An individual cylindrical weight on the bar. The weight of the discs ranges between 0.5kg and 25kg, symmetrically loaded on the bar in accordance with the weight requested by the athlete for his/her attempt.

Sleeve

The end parts of the bar where the weights are attached.

Referee Light System

The three referees give their decision about the correctness and validity of each lift by pressing white or red light buttons on a small device in front of them. As soon as a referee has judged a lift as correctly completed, he or she will press the white light button, or, if the attempt is incorrect or missed, the red light button.

Main Scoreboard

The large scoreboard on the wall helps spectators to follow the progress of the competition by indicating all the important data on the lifters, the progress of the competition and the actual ranking in that particular competition (group/session).

Record Board

The records relevant to the competition/championships and the category contested are displayed in the venue for information to the public. When displayed on the main scoreboard, the records are immediately updated.

Multi-Video Screen

Replays of the lifts in slow motion from different angles are presented to the public and the Jury after each attempt to allow for better observation of the athletes’ movements, which are very fast in real time.

Costume/Outfit of Competitors

Competitors wear a – usually – one-piece, close-fitting leotard, with or without a T-shirt underneath.

Weightlifting Shoes

are designed specially to give stability to the feet during the execution of the lift.

Weightlifting Belt

(Maximum 120mm wide) may be worn to support the trunk during the attempt.

Bandages

May be worn on the wrists or the knees.
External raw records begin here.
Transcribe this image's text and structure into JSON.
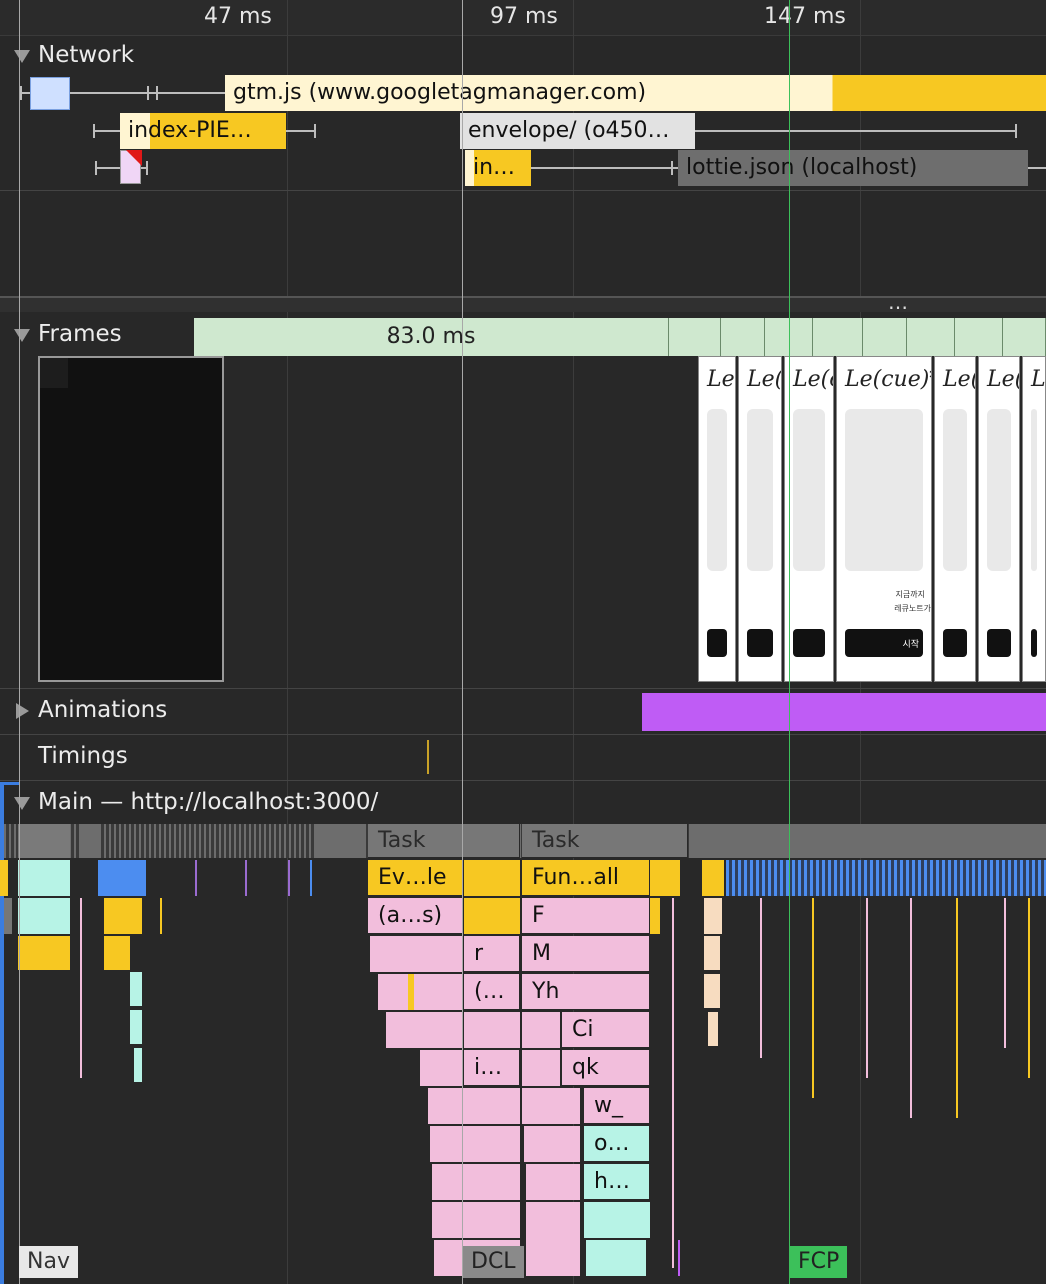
{
  "ruler": {
    "ticks": [
      "47 ms",
      "97 ms",
      "147 ms"
    ]
  },
  "network": {
    "title": "Network",
    "requests": [
      {
        "label": "gtm.js (www.googletagmanager.com)",
        "color": "#f7c822"
      },
      {
        "label": "index-PIE…",
        "color": "#f7c822"
      },
      {
        "label": "envelope/ (o450…",
        "color": "#dcdcdc"
      },
      {
        "label": "in…",
        "color": "#f7c822"
      },
      {
        "label": "lottie.json (localhost)",
        "color": "#6e6e6e"
      }
    ]
  },
  "overflow_menu": "…",
  "frames": {
    "title": "Frames",
    "duration": "83.0 ms",
    "logo_text": "Le(cue)*",
    "thumb_text_line1": "지금까지",
    "thumb_text_line2": "레큐노트가",
    "thumb_button": "시작"
  },
  "animations": {
    "title": "Animations",
    "color": "#bf5cf5"
  },
  "timings": {
    "title": "Timings"
  },
  "main": {
    "title": "Main — http://localhost:3000/",
    "tasks": [
      "Task",
      "Task"
    ],
    "events": [
      "Ev…le",
      "Fun…all",
      "(a…s)",
      "F",
      "r",
      "M",
      "(…",
      "Yh",
      "Ci",
      "i…",
      "qk",
      "w_",
      "o…",
      "h…"
    ]
  },
  "markers": {
    "nav": "Nav",
    "dcl": "DCL",
    "fcp": "FCP"
  },
  "colors": {
    "script": "#f7c822",
    "function": "#f2bedc",
    "parse": "#b7f3e6",
    "fcp": "#3cc05a",
    "task": "#777777"
  }
}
Elastic knee-caps may also be worn instead of the knee bandage. Weightlifters may use special gloves to improve their grip on the bar.